- Get Your Mortgage Pre-Approved – This is the point when you make what you can afford official, so to speak. When you get your mortgage pre-approved, your financial institution verifies all your information and commits to lend you a certain amount of money. Typically, it can be done online, or you can make an appointment with a mortgage specialist, who can walk you through the process. Once your mortgage is pre-approved, you’re ready to make an offer.
- Beware of a Bubble – From 2000-2020, housing prices in Canada have risen 168.4%, the highest amount in the world over this period, sparking debates about a possible bubble. However, if you are selling and buying in the same market, there isn’t really a good or bad time to make the move. For example, if you sell while markets are high, you’ll get a good price, but you’ll also pay more for your new home, so it kind of evens out. And, if you’re a first-time buyer, they say ‘time in the market trumps timing the market’ and a home is typically a long-term investment, so short-term price fluctuations may not matter as much.
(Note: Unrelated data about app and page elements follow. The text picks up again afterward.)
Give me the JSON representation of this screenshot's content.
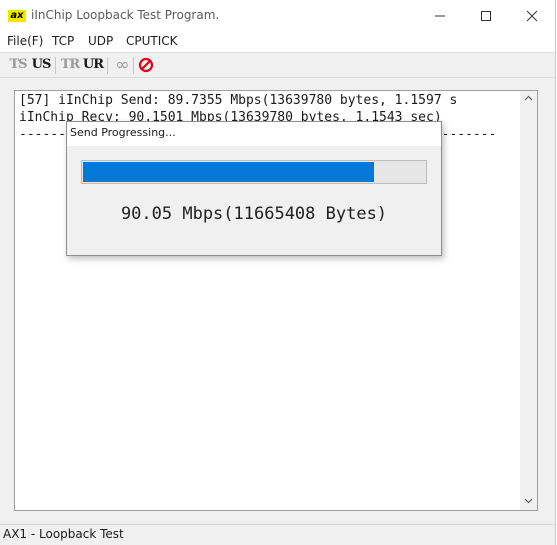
{
  "window": {
    "title": "iInChip Loopback Test Program.",
    "icon_label": "ax",
    "icon_color": "#f2e600"
  },
  "menu": [
    "File(F)",
    "TCP",
    "UDP",
    "CPUTICK"
  ],
  "toolbar": [
    {
      "label": "TS",
      "icon": "tcp-server-icon",
      "enabled": false
    },
    {
      "label": "US",
      "icon": "udp-server-icon",
      "enabled": true
    },
    {
      "label": "TR",
      "icon": "tcp-receive-icon",
      "enabled": false
    },
    {
      "label": "UR",
      "icon": "udp-receive-icon",
      "enabled": true
    },
    {
      "label": "∞",
      "icon": "loop-icon",
      "enabled": false
    },
    {
      "label": "⊘",
      "icon": "stop-icon",
      "enabled": true
    }
  ],
  "log": {
    "lines": [
      "[57] iInChip Send: 89.7355 Mbps(13639780 bytes, 1.1597 s",
      "iInChip Recv: 90.1501 Mbps(13639780 bytes, 1.1543 sec)",
      "-------------------------------------------------------------"
    ]
  },
  "dialog": {
    "title": "Send Progressing...",
    "progress": 0.85,
    "rate_text": "90.05 Mbps(11665408 Bytes)"
  },
  "status": {
    "text": "AX1 - Loopback Test"
  },
  "colors": {
    "accent": "#0678d7",
    "stop": "#e0001a"
  }
}
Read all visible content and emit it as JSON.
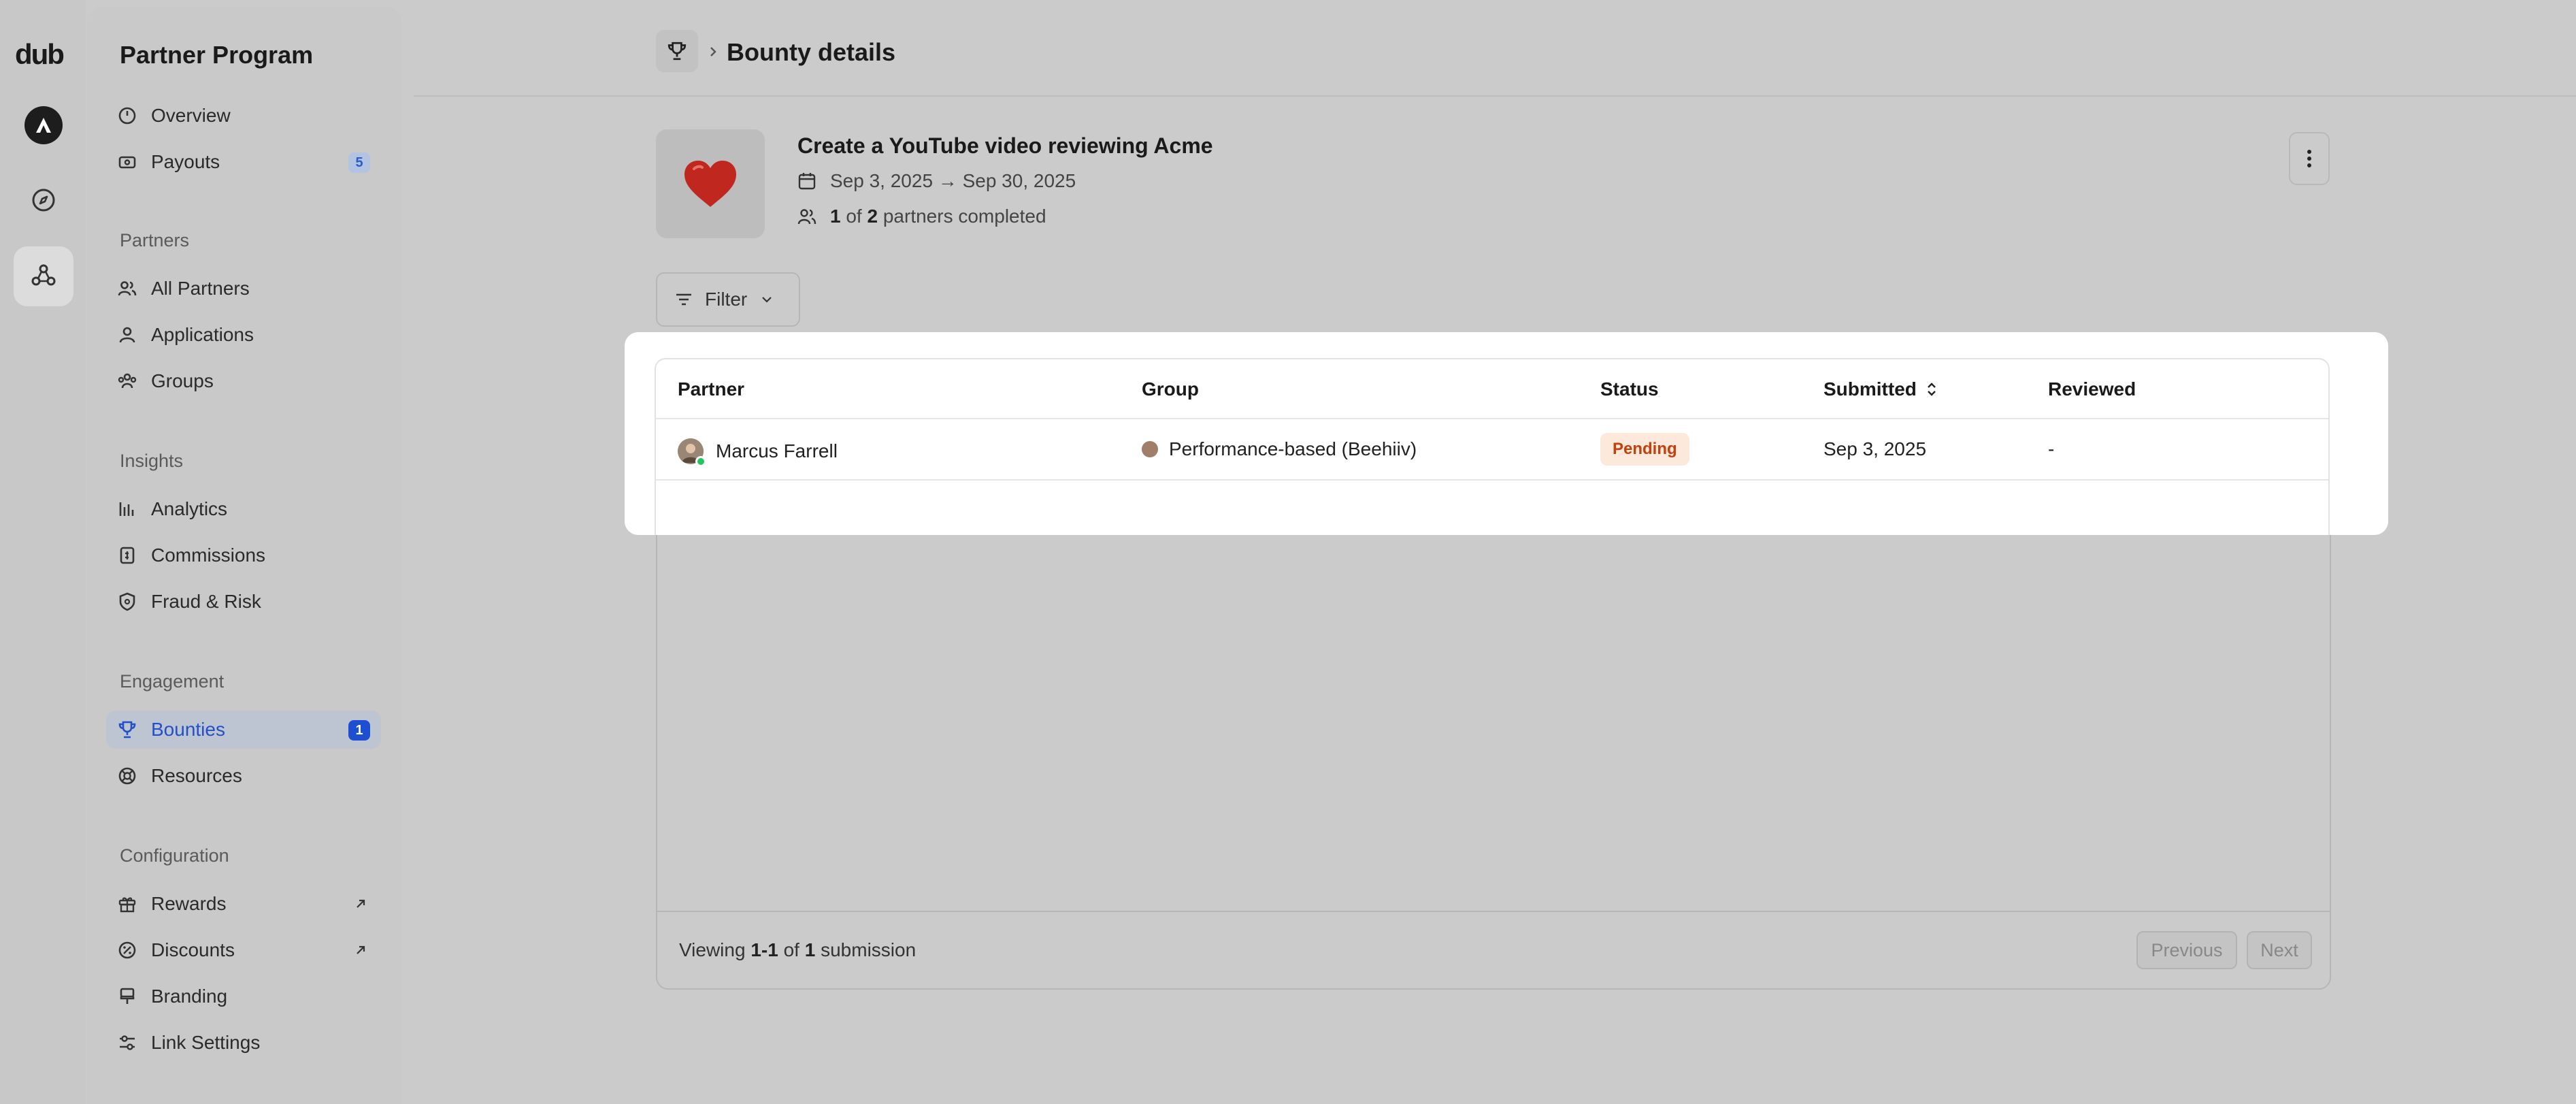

One thing’s for certain – it’s an exciting time to buy or sell a home in this market. If you need help at any step in your home buying journey, your best bet is to speak to a local mortgage expert, who will take the time to get to know you so they can help you reach your home ownership goals.